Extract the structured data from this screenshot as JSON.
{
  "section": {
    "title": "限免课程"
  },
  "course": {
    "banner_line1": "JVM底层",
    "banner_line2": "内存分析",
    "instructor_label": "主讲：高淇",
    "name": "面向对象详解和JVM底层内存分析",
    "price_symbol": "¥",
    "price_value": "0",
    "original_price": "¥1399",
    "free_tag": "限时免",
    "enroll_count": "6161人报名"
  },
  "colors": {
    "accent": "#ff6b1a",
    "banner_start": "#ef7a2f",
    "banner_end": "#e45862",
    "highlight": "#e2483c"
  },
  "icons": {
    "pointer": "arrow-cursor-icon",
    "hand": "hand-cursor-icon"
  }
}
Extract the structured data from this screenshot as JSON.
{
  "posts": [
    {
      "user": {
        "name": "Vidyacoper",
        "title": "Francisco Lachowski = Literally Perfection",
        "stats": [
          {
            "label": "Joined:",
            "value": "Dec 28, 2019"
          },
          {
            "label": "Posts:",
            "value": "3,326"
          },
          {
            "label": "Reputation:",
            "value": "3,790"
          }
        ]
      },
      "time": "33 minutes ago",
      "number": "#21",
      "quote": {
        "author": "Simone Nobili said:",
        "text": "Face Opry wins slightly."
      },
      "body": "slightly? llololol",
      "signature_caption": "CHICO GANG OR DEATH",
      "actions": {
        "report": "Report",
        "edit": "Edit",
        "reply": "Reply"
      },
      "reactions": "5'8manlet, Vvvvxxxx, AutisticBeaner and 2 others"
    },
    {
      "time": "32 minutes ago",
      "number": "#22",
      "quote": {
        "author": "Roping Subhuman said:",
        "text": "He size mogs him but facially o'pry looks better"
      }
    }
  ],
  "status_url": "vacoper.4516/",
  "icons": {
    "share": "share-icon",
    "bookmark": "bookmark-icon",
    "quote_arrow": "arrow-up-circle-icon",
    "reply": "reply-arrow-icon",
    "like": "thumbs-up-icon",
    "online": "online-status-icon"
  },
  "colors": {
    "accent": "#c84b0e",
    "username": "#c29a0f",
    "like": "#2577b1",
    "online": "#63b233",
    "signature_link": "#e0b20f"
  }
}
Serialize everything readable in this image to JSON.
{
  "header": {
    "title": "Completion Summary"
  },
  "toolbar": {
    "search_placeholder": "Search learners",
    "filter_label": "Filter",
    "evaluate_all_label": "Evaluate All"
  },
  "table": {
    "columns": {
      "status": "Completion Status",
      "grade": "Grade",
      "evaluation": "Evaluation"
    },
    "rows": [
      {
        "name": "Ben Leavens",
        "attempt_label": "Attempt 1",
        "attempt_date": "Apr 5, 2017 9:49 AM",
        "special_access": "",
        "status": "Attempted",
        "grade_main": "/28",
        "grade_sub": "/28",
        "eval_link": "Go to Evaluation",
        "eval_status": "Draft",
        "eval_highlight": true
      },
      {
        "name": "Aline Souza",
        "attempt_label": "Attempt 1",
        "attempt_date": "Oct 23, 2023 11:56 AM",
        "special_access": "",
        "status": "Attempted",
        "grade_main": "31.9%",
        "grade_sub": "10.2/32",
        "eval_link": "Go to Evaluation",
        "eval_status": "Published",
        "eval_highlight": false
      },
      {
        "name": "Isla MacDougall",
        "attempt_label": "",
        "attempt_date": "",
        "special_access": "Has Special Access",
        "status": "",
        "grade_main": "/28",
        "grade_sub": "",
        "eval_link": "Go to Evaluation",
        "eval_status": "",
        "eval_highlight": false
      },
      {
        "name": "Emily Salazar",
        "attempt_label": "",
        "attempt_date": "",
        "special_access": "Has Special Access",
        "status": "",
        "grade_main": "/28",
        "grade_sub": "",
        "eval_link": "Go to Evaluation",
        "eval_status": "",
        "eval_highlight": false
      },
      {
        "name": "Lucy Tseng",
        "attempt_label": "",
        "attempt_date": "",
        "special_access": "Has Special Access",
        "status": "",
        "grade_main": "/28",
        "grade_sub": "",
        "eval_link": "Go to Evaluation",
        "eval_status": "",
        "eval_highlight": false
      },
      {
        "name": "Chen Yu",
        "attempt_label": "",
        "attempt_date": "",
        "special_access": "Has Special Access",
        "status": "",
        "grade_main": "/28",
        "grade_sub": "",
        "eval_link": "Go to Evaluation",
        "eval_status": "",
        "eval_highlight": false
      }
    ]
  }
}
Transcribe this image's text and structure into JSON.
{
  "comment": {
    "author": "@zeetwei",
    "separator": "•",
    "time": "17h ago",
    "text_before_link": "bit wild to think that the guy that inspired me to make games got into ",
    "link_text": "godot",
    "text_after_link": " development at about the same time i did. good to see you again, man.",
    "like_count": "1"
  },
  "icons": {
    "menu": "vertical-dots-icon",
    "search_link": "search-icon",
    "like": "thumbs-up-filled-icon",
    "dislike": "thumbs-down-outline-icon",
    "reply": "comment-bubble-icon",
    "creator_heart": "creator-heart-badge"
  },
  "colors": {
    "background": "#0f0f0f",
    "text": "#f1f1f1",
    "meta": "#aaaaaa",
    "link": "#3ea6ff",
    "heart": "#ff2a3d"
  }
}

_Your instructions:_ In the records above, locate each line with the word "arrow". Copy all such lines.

_Your solution:_
    "pointer": "arrow-cursor-icon",
    "quote_arrow": "arrow-up-circle-icon",
    "reply": "reply-arrow-icon",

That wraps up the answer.